▶ **Problem description**
Every entry in the data is to be written out exactly; no picture belongs in the copy.

▶ **Raw data**
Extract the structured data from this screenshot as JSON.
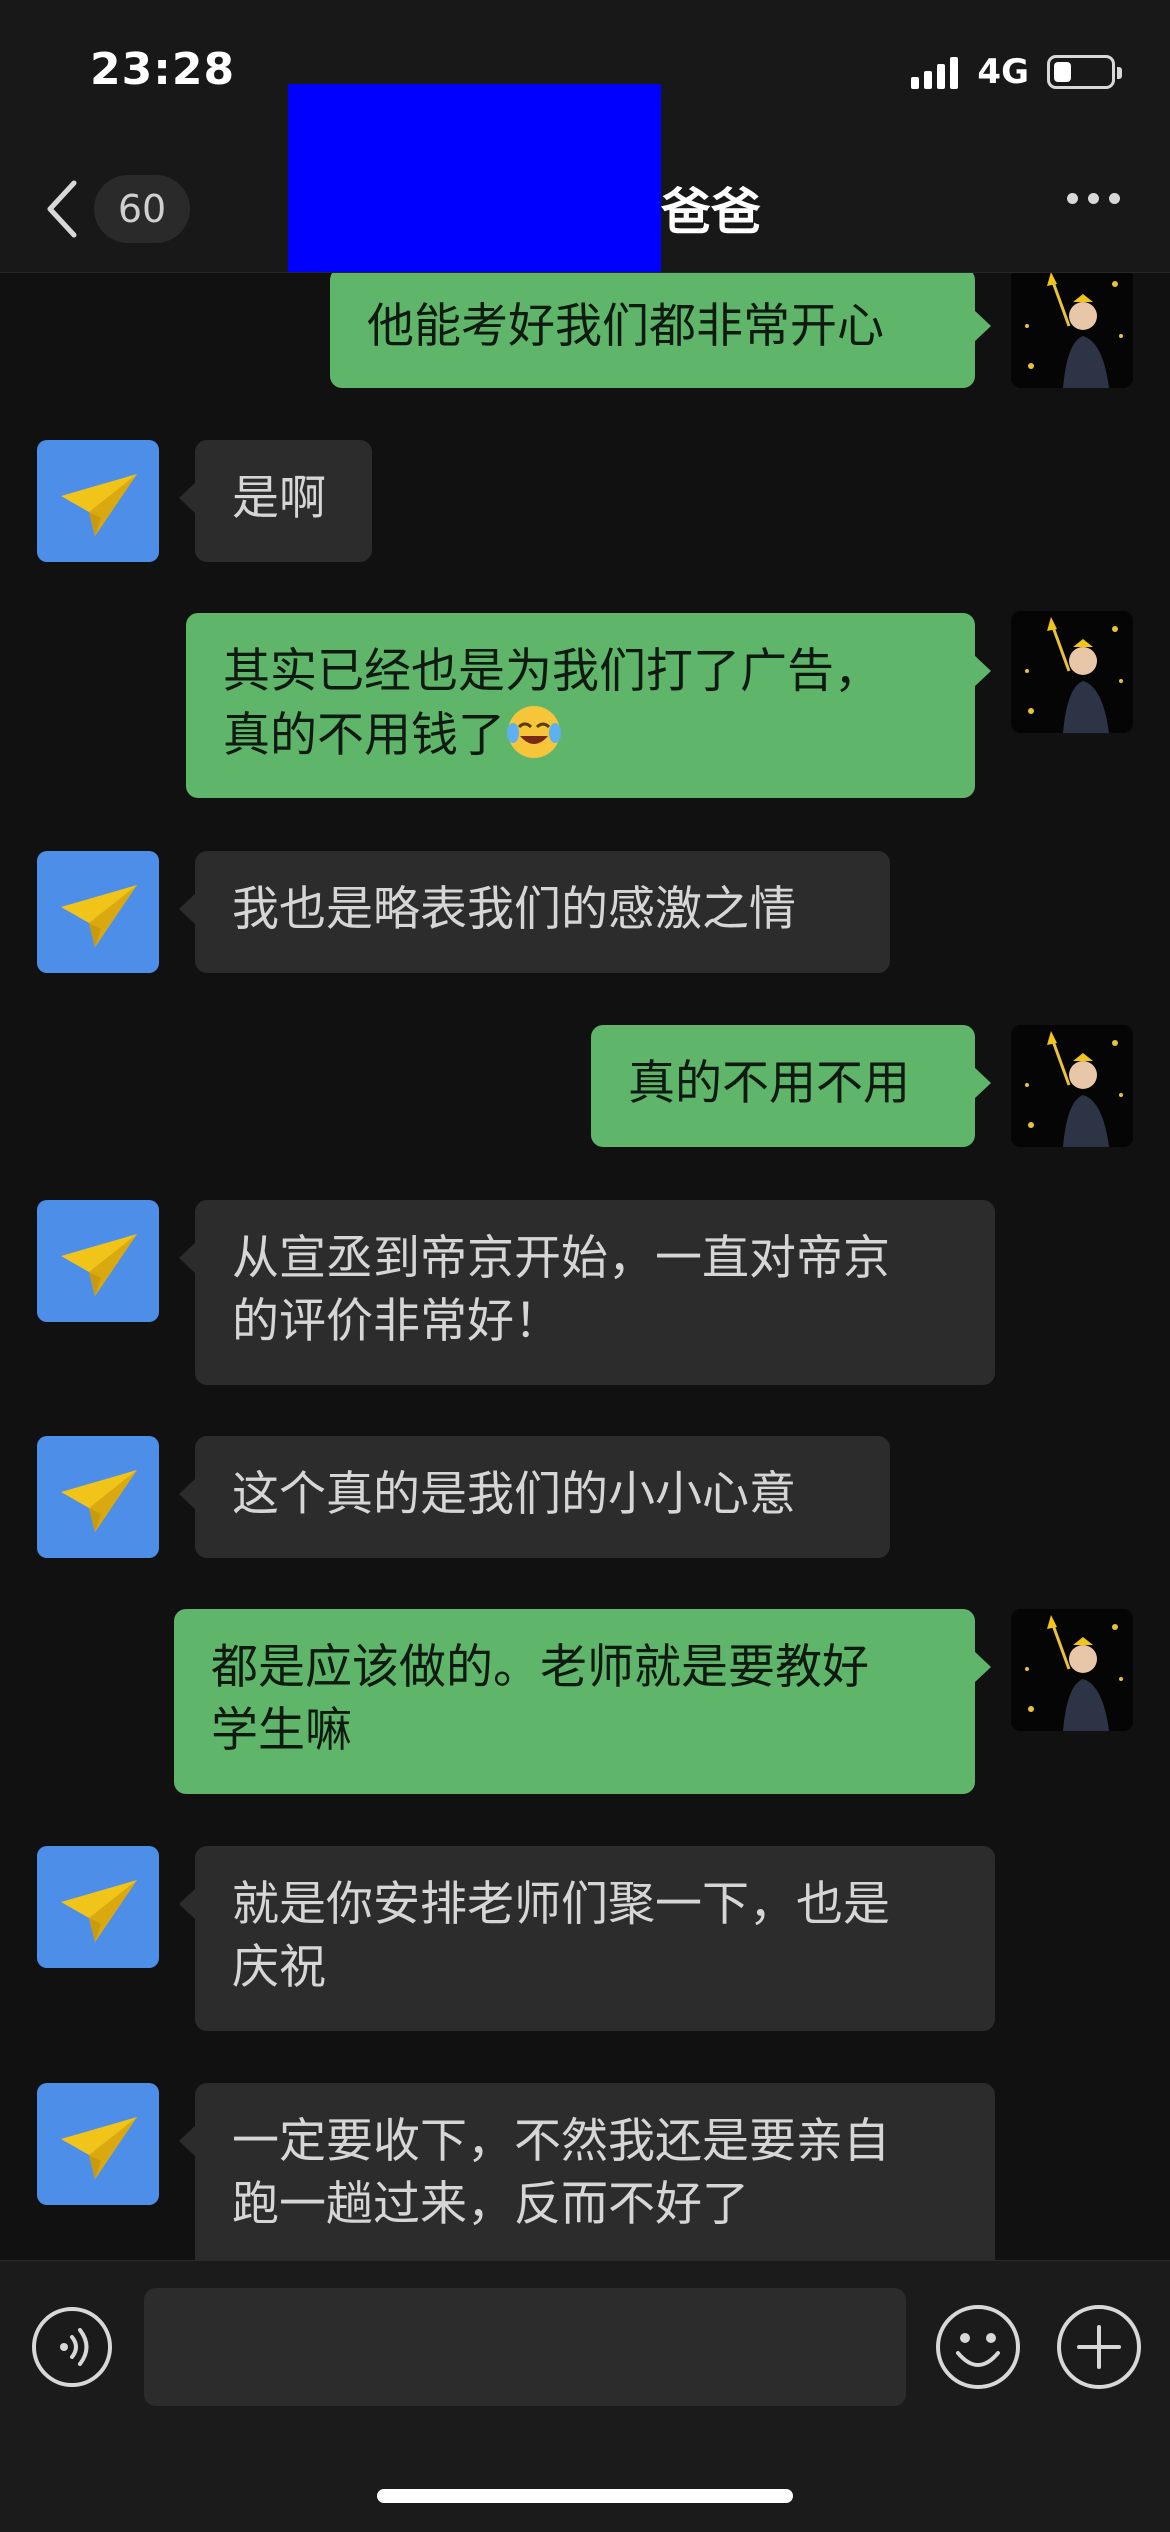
{
  "status_bar": {
    "time": "23:28",
    "network": "4G",
    "battery_level": 0.3
  },
  "nav": {
    "back_badge": "60",
    "title": "爸爸",
    "redaction_color": "#0000ff",
    "icons": {
      "back": "chevron-left-icon",
      "more": "more-dots-icon"
    }
  },
  "colors": {
    "incoming_bubble": "#2c2c2c",
    "outgoing_bubble": "#5fb56a",
    "contact_avatar": "#4d8ee8"
  },
  "messages": [
    {
      "side": "out",
      "text": "他能考好我们都非常开心"
    },
    {
      "side": "in",
      "text": "是啊"
    },
    {
      "side": "out",
      "text": "其实已经也是为我们打了广告，\n真的不用钱了",
      "emoji": "laughing-crying-emoji"
    },
    {
      "side": "in",
      "text": "我也是略表我们的感激之情"
    },
    {
      "side": "out",
      "text": "真的不用不用"
    },
    {
      "side": "in",
      "text": "从宣丞到帝京开始，一直对帝京\n的评价非常好！"
    },
    {
      "side": "in",
      "text": "这个真的是我们的小小心意"
    },
    {
      "side": "out",
      "text": "都是应该做的。老师就是要教好\n学生嘛"
    },
    {
      "side": "in",
      "text": "就是你安排老师们聚一下，也是\n庆祝"
    },
    {
      "side": "in",
      "text": "一定要收下，不然我还是要亲自\n跑一趟过来，反而不好了"
    }
  ],
  "input_bar": {
    "placeholder": "",
    "icons": [
      "voice-icon",
      "emoji-icon",
      "plus-icon"
    ]
  }
}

▶ **The completed task**
Extract the structured data from this screenshot as JSON.
{
  "status_bar": {
    "time": "23:28",
    "network": "4G",
    "battery_level": 0.3
  },
  "nav": {
    "back_badge": "60",
    "title": "爸爸",
    "redaction_color": "#0000ff",
    "icons": {
      "back": "chevron-left-icon",
      "more": "more-dots-icon"
    }
  },
  "colors": {
    "incoming_bubble": "#2c2c2c",
    "outgoing_bubble": "#5fb56a",
    "contact_avatar": "#4d8ee8"
  },
  "messages": [
    {
      "side": "out",
      "text": "他能考好我们都非常开心"
    },
    {
      "side": "in",
      "text": "是啊"
    },
    {
      "side": "out",
      "text": "其实已经也是为我们打了广告，\n真的不用钱了",
      "emoji": "laughing-crying-emoji"
    },
    {
      "side": "in",
      "text": "我也是略表我们的感激之情"
    },
    {
      "side": "out",
      "text": "真的不用不用"
    },
    {
      "side": "in",
      "text": "从宣丞到帝京开始，一直对帝京\n的评价非常好！"
    },
    {
      "side": "in",
      "text": "这个真的是我们的小小心意"
    },
    {
      "side": "out",
      "text": "都是应该做的。老师就是要教好\n学生嘛"
    },
    {
      "side": "in",
      "text": "就是你安排老师们聚一下，也是\n庆祝"
    },
    {
      "side": "in",
      "text": "一定要收下，不然我还是要亲自\n跑一趟过来，反而不好了"
    }
  ],
  "input_bar": {
    "placeholder": "",
    "icons": [
      "voice-icon",
      "emoji-icon",
      "plus-icon"
    ]
  }
}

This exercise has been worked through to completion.